The sad consequences of the recent sudden and unexpected collapse of the pipe dreams of ideology have shown that man cannot quench his thirst by dreaming he is close to a spring. Man's spiritual hunger and thirst, caused by the spiritual deadlocks of our age are confirmed through instinctive and conscious recourse to the springs of diachronic spirituality, in spite of the fact that the Church is not yet ready to find solutions to these deadlocks which modern people have to face. However, she has a duty to take charge of modern men and women with all their problems, to entrust them to the Lord's Table where the Church's social realism is incarnated and offered as the "bread of life" and the "antidote against death". It is only at the Lord's altar that death becomes a source of life for man and spiritual food so that the world may live. This Christocentric humanity is the Church's task and the hope of the world for the third millennium.
In this perspective the 3rd preconciliar Pan-Orthodox Conference (Chambèsy, Geneva, 1986), in proclaiming peace, justice and human rights, illustrated the mission of the Church and of each Christian.
«For the very fact that we have had access to the meaning of salvation, we, Orthodox Christians, have a duty to fight to alleviate sickness, misfortune and distress; since we have been admitted to the experience of peace, we cannot remain indifferent before its absence in present-day society; since we have been the beneficiaries of God's justice, we struggle for total justice in the world: and for the disappearance of every form of oppression, because every day we experience divine mercy, we struggle against every form of fanaticism and intolerance among individuals and peoples».
With regard to this I would like to stress that the tolerance we have spoken of up to now is not sufficient. Tolerance should be a provisional attitude, which leads to recognition.
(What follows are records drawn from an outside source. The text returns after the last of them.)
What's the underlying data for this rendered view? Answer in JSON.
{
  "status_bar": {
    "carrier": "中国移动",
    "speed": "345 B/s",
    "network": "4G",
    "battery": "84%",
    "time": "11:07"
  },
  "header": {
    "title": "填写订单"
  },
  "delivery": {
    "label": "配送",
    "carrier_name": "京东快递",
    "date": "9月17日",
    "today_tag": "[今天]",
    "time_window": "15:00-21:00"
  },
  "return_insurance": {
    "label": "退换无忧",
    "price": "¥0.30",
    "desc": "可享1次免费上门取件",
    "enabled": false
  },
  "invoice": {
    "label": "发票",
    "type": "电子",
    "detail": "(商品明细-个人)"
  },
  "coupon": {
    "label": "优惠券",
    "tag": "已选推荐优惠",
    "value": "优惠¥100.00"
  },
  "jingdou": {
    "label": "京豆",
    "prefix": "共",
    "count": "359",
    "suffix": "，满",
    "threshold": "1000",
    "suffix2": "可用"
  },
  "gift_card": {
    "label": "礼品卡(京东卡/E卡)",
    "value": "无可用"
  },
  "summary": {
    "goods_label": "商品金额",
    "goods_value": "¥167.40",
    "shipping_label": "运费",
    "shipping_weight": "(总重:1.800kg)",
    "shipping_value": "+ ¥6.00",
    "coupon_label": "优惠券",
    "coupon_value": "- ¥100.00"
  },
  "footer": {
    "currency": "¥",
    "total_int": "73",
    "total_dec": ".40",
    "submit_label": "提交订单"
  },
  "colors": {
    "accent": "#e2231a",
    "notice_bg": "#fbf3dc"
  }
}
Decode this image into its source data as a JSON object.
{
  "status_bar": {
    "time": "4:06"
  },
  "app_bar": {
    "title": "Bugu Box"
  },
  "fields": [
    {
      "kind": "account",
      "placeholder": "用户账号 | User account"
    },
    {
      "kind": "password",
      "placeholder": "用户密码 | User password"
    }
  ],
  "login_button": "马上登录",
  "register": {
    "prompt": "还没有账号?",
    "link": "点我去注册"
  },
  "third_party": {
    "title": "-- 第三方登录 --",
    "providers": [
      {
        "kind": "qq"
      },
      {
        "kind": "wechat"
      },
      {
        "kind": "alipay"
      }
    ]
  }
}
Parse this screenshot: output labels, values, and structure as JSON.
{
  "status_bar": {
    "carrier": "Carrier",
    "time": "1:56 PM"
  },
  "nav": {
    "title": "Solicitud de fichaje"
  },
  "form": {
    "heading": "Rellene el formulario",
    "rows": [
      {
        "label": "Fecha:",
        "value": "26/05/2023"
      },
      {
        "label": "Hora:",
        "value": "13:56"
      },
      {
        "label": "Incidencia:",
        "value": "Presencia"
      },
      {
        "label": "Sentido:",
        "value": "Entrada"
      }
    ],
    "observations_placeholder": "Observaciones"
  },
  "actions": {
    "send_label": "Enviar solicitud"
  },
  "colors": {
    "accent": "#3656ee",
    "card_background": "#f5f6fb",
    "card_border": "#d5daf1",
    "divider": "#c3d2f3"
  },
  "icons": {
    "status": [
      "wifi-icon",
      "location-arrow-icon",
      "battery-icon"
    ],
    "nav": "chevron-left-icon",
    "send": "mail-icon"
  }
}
After all, tolerating is the same as offending. We are called, through an in-depth dialogue, to know who the other is so that we may recognize him as he is without for this reason stopping being what we are. After this clarification, I will go back to cite the decision of the 3rd preconciliar Pan-Orthodox Conference which adds: «since we constantly proclaim the incarnation of God and the deification of man, we defend human rights for all individuals and all peoples. Since we experience the divine gift of freedom by virtue of Christ's redeeming work, we can announce more completely its universal value for each individual and each people; because we are nourished by the Lord's Body and Blood in the blessed Eucharist, we experience the need to share God's gifts with our brothers and sisters, we better understand hunger and privation and we fight for their abolition. Since we are awaiting a new heaven and a new earth where absolute justice reigns, we fight here and now for the rebirth and renewal of man and society».

(Papandreou Damaskinos is the Greek-Orthodox Metropolitan of Switzerland and secretary of the Secretariat for the preparation of the Great and Holy Council of Orthodox Churches. In this role he is in permanent and regular contact with all the Orthodox Churches. He is also Founder and Director of the Orthodox Centre in Chambèsy.)